With the pictures excluded, retype the records that follow exactly.
━━━━━ Information supplied ━━━━━
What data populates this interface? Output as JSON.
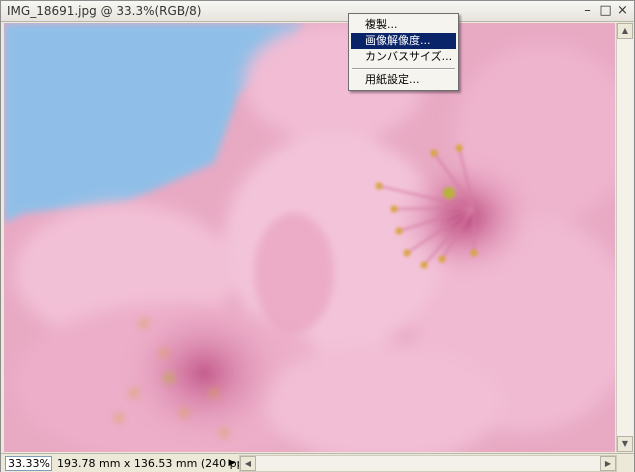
{
  "window": {
    "title": "IMG_18691.jpg @ 33.3%(RGB/8)",
    "minimize_glyph": "–",
    "maximize_glyph": "□",
    "close_glyph": "×"
  },
  "context_menu": {
    "items": [
      {
        "label": "複製..."
      },
      {
        "label": "画像解像度..."
      },
      {
        "label": "カンバスサイズ..."
      },
      {
        "label": "用紙設定..."
      }
    ],
    "selected_index": 1
  },
  "status": {
    "zoom": "33.33%",
    "doc_info": "193.78 mm x 136.53 mm (240 ppi)",
    "arrow_glyph": "▶"
  },
  "scroll": {
    "up_glyph": "▲",
    "down_glyph": "▼",
    "left_glyph": "◀",
    "right_glyph": "▶"
  },
  "image": {
    "subject": "pink cherry blossom close-up",
    "colors": {
      "sky": "#8fbfe8",
      "petal_light": "#f4c6da",
      "petal_mid": "#e79cbd",
      "petal_dark": "#c8628f",
      "stamen": "#d8a640"
    }
  }
}
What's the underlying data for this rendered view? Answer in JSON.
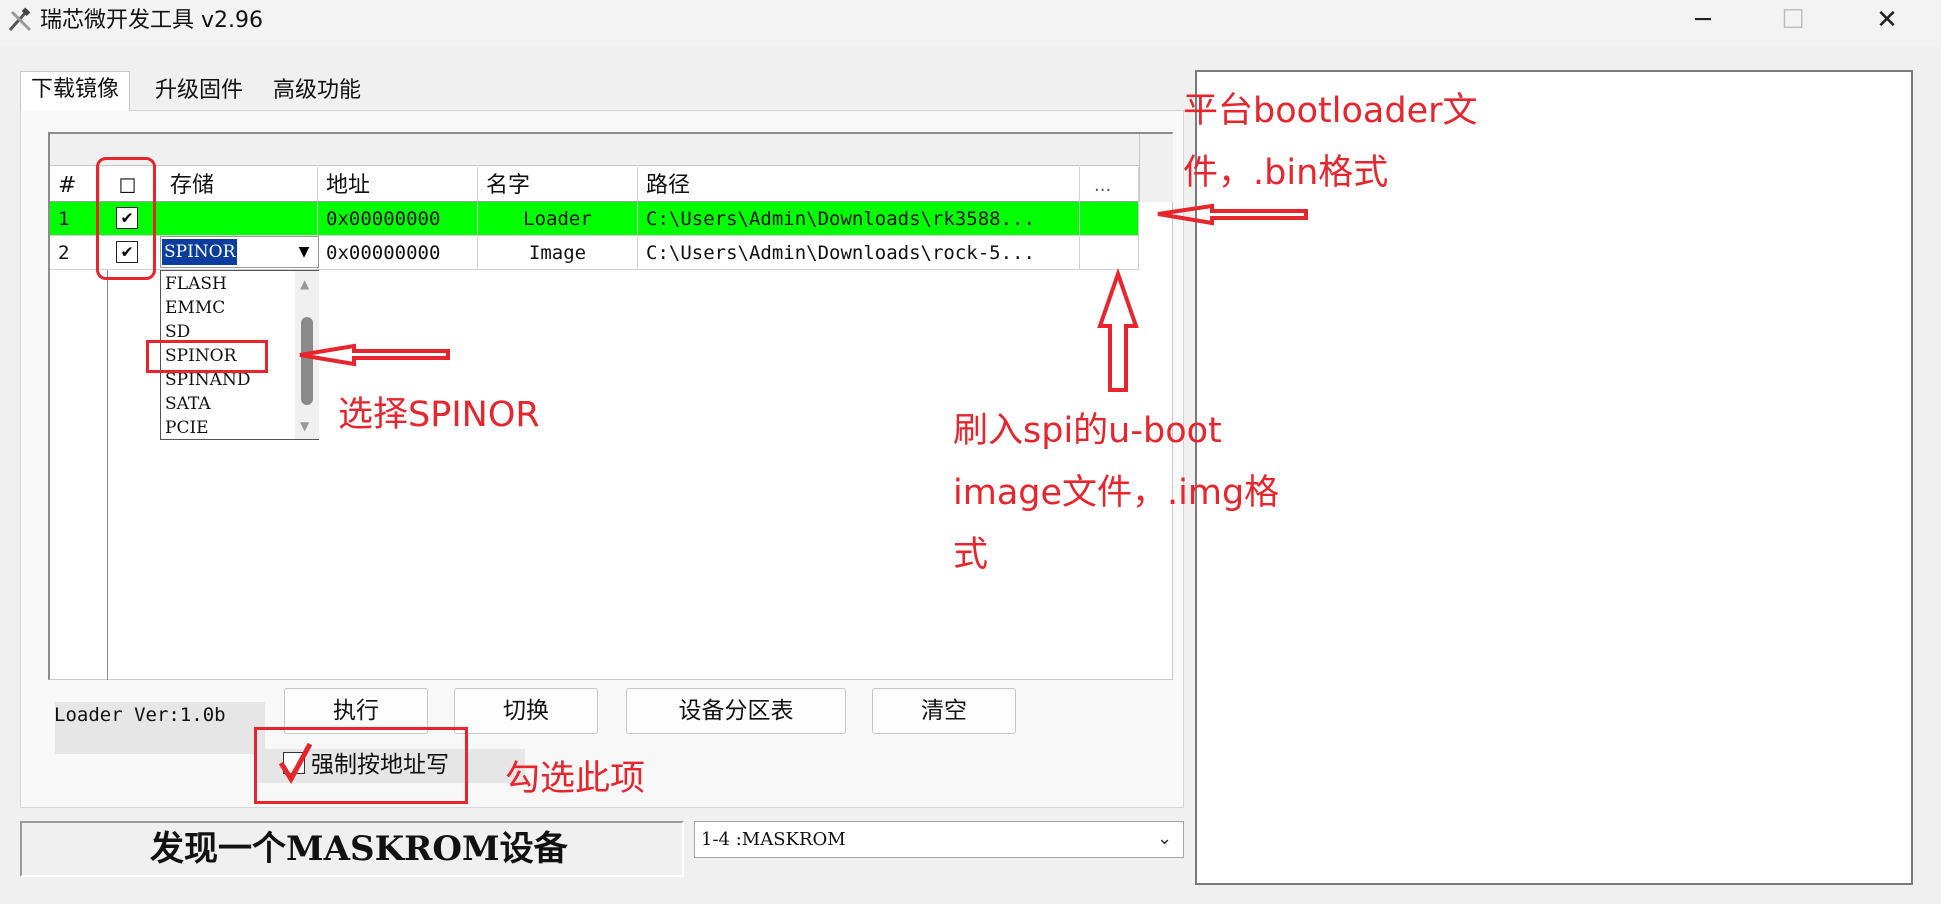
{
  "window": {
    "title": "瑞芯微开发工具 v2.96",
    "icon": "tools-icon",
    "buttons": {
      "minimize": "─",
      "maximize": "☐",
      "close": "✕"
    }
  },
  "tabs": [
    {
      "label": "下载镜像",
      "active": true
    },
    {
      "label": "升级固件",
      "active": false
    },
    {
      "label": "高级功能",
      "active": false
    }
  ],
  "grid": {
    "headers": {
      "index": "#",
      "check": "☐",
      "storage": "存储",
      "address": "地址",
      "name": "名字",
      "path": "路径",
      "more": "..."
    },
    "rows": [
      {
        "index": "1",
        "checked": "✔",
        "storage": "",
        "address": "0x00000000",
        "name": "Loader",
        "path": "C:\\Users\\Admin\\Downloads\\rk3588...",
        "highlight_color": "#00ff00"
      },
      {
        "index": "2",
        "checked": "✔",
        "storage": "SPINOR",
        "address": "0x00000000",
        "name": "Image",
        "path": "C:\\Users\\Admin\\Downloads\\rock-5..."
      }
    ],
    "storage_options": [
      "FLASH",
      "EMMC",
      "SD",
      "SPINOR",
      "SPINAND",
      "SATA",
      "PCIE"
    ],
    "storage_selected": "SPINOR"
  },
  "loader_version": "Loader Ver:1.0b",
  "buttons": {
    "run": "执行",
    "switch": "切换",
    "partition": "设备分区表",
    "clear": "清空"
  },
  "force_address": {
    "label": "强制按地址写",
    "checked": true
  },
  "status": {
    "message": "发现一个MASKROM设备",
    "device": "1-4 :MASKROM"
  },
  "annotations": {
    "bootloader_line1": "平台bootloader文",
    "bootloader_line2": "件，.bin格式",
    "select_spinor": "选择SPINOR",
    "image_line1": "刷入spi的u-boot",
    "image_line2": "image文件，.img格",
    "image_line3": "式",
    "check_this": "勾选此项",
    "color": "#e8252d"
  }
}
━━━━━
Answer space |
What data populates this interface? Output as JSON.
{
  "window": {
    "title": "IMG_18691.jpg @ 33.3%(RGB/8)",
    "minimize_glyph": "–",
    "maximize_glyph": "□",
    "close_glyph": "×"
  },
  "context_menu": {
    "items": [
      {
        "label": "複製..."
      },
      {
        "label": "画像解像度..."
      },
      {
        "label": "カンバスサイズ..."
      },
      {
        "label": "用紙設定..."
      }
    ],
    "selected_index": 1
  },
  "status": {
    "zoom": "33.33%",
    "doc_info": "193.78 mm x 136.53 mm (240 ppi)",
    "arrow_glyph": "▶"
  },
  "scroll": {
    "up_glyph": "▲",
    "down_glyph": "▼",
    "left_glyph": "◀",
    "right_glyph": "▶"
  },
  "image": {
    "subject": "pink cherry blossom close-up",
    "colors": {
      "sky": "#8fbfe8",
      "petal_light": "#f4c6da",
      "petal_mid": "#e79cbd",
      "petal_dark": "#c8628f",
      "stamen": "#d8a640"
    }
  }
}
What's the underlying data for this rendered view? Answer in JSON.
{
  "window": {
    "title": "瑞芯微开发工具 v2.96",
    "icon": "tools-icon",
    "buttons": {
      "minimize": "─",
      "maximize": "☐",
      "close": "✕"
    }
  },
  "tabs": [
    {
      "label": "下载镜像",
      "active": true
    },
    {
      "label": "升级固件",
      "active": false
    },
    {
      "label": "高级功能",
      "active": false
    }
  ],
  "grid": {
    "headers": {
      "index": "#",
      "check": "☐",
      "storage": "存储",
      "address": "地址",
      "name": "名字",
      "path": "路径",
      "more": "..."
    },
    "rows": [
      {
        "index": "1",
        "checked": "✔",
        "storage": "",
        "address": "0x00000000",
        "name": "Loader",
        "path": "C:\\Users\\Admin\\Downloads\\rk3588...",
        "highlight_color": "#00ff00"
      },
      {
        "index": "2",
        "checked": "✔",
        "storage": "SPINOR",
        "address": "0x00000000",
        "name": "Image",
        "path": "C:\\Users\\Admin\\Downloads\\rock-5..."
      }
    ],
    "storage_options": [
      "FLASH",
      "EMMC",
      "SD",
      "SPINOR",
      "SPINAND",
      "SATA",
      "PCIE"
    ],
    "storage_selected": "SPINOR"
  },
  "loader_version": "Loader Ver:1.0b",
  "buttons": {
    "run": "执行",
    "switch": "切换",
    "partition": "设备分区表",
    "clear": "清空"
  },
  "force_address": {
    "label": "强制按地址写",
    "checked": true
  },
  "status": {
    "message": "发现一个MASKROM设备",
    "device": "1-4 :MASKROM"
  },
  "annotations": {
    "bootloader_line1": "平台bootloader文",
    "bootloader_line2": "件，.bin格式",
    "select_spinor": "选择SPINOR",
    "image_line1": "刷入spi的u-boot",
    "image_line2": "image文件，.img格",
    "image_line3": "式",
    "check_this": "勾选此项",
    "color": "#e8252d"
  }
}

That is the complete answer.